There is an old joke…
There was a man who fell in a hole and couldn’t get out. He had a friend walk by above and he called out for help, but the friend kept walking. After some time he saw a second man he knew and called up. The second man looked down into the hole, made eye contact, then checked his watch and kept walking.
Then, the man in the hole, looked up and saw John. “John, its me. I’m stuck down in this hole. Help me out.”
Then John jumped in the hole.
“John, what the heck are you doing? Now we are both stuck in the hole.”
“That’s true,” answered John, “But I’ve been down here before and I know how to get out.”
. . . . .
Spiritual dryness and desperation are all but inevitable within an honestly lived life. The hope, the dream and the drive is that God is available to us, even when our actual spiritual experience may provide little supporting evidence to that fact.
Since starting to write my new book, ALOOF, more than two years ago, I have interviewed hundreds of people on the topic of God’s tangible presence. To be clear, I am not talking about God’s spiritual presence (John 14:25-27, Hebrews 13:5, Romans 8:38-39), I am talking about God’s tangible presence.
This tangibility is modeled in the Bible in scenes like the burning bush, the Mount of Transfiguration or the road to Damascus. It is also indirectly promised by our religious services where pastors regularly declare, “God spoke to me this week” and worship songs fill the room with visceral and sensory metaphors.
Yet, most people of faith, when pressed about God’s tangible presence, have few if any stories to tell. And those stories are, more often than not, filled with conjecture, circumstance and the stuff of the common human experience.
If you are someone whom God audibly speaks to and/or tangibly touches than I envy you.
If you are more like me and God feels distant most the time…
Here are five things to do when God seems ALOOF:
- Take a Deep Breath. What you are feeling is very normative throughout human history. There was 400 years of silence between the close of the Old Testament and the coming of Jesus. That is a long silence.
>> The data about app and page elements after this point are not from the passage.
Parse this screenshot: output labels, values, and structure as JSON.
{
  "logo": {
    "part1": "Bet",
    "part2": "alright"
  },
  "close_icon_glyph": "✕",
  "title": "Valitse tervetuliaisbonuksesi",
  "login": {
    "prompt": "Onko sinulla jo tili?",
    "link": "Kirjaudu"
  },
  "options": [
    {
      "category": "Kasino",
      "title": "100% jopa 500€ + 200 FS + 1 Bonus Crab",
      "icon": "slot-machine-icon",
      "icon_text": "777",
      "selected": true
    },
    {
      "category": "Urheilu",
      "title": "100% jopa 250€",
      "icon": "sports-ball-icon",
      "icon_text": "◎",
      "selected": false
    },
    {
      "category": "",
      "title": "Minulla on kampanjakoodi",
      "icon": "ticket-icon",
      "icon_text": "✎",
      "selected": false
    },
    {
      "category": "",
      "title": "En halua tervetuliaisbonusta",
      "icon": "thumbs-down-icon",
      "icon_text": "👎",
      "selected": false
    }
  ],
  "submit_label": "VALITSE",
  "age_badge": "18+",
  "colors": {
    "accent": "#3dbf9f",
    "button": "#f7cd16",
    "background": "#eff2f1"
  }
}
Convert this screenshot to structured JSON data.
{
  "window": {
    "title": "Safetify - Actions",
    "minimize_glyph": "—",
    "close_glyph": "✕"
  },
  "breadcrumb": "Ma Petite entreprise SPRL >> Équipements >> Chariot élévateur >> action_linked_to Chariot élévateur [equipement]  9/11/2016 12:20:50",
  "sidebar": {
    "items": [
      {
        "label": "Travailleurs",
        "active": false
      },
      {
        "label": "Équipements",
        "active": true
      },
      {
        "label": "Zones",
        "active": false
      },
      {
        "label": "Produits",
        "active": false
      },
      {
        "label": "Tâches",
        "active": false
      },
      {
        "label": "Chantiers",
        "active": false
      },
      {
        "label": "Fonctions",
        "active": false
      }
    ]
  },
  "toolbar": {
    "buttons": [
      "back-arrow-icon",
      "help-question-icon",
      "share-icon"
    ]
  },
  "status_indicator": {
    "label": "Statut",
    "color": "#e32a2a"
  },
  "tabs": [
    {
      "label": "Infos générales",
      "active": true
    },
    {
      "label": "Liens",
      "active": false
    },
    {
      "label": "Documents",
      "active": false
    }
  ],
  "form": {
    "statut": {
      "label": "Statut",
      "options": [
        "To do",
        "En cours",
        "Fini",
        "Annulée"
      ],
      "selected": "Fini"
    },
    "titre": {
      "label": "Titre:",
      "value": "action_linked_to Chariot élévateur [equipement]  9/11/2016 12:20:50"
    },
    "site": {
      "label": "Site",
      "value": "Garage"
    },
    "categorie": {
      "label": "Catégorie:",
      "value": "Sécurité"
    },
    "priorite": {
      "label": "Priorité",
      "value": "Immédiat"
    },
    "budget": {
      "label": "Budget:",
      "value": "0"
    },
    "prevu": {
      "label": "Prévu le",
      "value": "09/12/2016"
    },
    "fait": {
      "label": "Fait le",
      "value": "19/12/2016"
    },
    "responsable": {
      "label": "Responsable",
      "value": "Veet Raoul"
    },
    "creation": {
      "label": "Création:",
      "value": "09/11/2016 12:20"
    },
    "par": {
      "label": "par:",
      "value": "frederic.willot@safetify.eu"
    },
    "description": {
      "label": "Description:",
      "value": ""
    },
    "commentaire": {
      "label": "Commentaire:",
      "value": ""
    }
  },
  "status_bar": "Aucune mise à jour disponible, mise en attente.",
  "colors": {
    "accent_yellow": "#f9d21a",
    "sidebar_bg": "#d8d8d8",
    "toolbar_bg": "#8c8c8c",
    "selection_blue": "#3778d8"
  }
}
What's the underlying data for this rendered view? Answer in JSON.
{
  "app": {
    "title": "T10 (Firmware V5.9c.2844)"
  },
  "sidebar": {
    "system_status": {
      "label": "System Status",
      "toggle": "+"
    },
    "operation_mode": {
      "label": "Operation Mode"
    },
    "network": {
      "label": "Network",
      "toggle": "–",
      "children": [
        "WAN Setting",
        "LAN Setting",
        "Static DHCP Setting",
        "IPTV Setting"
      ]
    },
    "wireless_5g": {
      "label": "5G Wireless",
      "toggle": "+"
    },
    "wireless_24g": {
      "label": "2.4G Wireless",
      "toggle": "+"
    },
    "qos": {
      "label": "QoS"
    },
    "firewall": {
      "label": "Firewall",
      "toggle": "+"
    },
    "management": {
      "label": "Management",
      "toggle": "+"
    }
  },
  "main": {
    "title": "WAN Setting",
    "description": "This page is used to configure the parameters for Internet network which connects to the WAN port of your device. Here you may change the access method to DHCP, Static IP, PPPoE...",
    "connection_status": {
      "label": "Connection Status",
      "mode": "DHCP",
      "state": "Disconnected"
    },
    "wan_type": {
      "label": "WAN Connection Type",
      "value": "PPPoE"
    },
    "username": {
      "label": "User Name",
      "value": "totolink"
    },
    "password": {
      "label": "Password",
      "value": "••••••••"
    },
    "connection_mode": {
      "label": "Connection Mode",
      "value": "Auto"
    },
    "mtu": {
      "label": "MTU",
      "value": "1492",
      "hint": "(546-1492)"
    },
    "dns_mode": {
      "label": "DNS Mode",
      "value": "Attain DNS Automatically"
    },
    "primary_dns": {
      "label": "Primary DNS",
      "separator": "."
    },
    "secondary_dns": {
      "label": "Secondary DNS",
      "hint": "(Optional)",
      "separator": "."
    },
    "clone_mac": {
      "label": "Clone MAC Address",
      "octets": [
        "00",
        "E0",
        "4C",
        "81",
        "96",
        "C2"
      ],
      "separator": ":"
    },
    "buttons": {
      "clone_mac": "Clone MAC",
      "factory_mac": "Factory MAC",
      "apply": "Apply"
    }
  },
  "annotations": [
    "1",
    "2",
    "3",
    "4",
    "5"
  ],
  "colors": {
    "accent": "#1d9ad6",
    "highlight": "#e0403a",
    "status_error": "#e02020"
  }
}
- Embrace Your Place in a Significant Club. You are in great company. Possibly the most beloved saint of the Twentieth Century, Mother Teresa, once wrote about her life with God, “As for me, the silence and the emptiness is so great that I look and do not see, listen and do not hear.”
- Shake It Up. One of the things that keeps us closed to the Divine is complacency and routine. They foster the illusion of self-control and self-control is the opposite of God dependence. So, try something to bump your spiritual life off balance: fasting, prayer walking around your neighborhood, find a prayer-labyrinth, go on an “Ignatian Adventure” or visit an old church (Roman Catholic or some other tradition that feels ‘uncomfortable’.)
- Be with the Marginalized. Bono, in his unforgettable speech to the National Prayer Breakfast in 2006, rightly applied Jesus teachings in Matthew 25, when he said: “God is with the vulnerable and the poor. God is in the slums, in the cardboard boxes where the poor play house. God is in the silence of a mother who has infected her child with a virus that will end both their lives. God is in the cries heard under the rubble of war. God is in the debris of wasted opportunity and lives, and God is with us if we are with them.”
- Make a Friend with Someone Unlike You. Space here is limited, so I will ask you to take my word for it. Friendship, true spiritual friendship, with someone who has a distinctly different racial, cultural, religious or class background than yours, will open soul to things you have never considered before. And that open soul may lead to fresh experiences with God.
In Romans, chapter 8, Paul talks about “the groaning” and he equates the “groaning” within us to the “waiting.”
Dear friends, this time under-the-sun is a time of waiting. It is exactly like a fiancée watching the horizon for their beloved who has gone on a long, long journey (Matthew 25:1-13.)
Embrace the waiting.
May you know God’s nearness.
Tony Kriz is the author of the new book, Aloof: Figuring Out Life with a God Who Hides (Thomas Nelson, 2014). He hopes, through words both written and spoken, to give people permission to authentically feel/speak/struggle and to honestly express their faith-filled affections. He has a doctorate of ministry in leadership and spiritual formation. He teaches in colleges and universities around the country on topics of authentic faith, spiritual formation, cultural integration, cross-spiritual communication, and sacred friendship. His writing life involves books, articles, and playful profundity through his blog.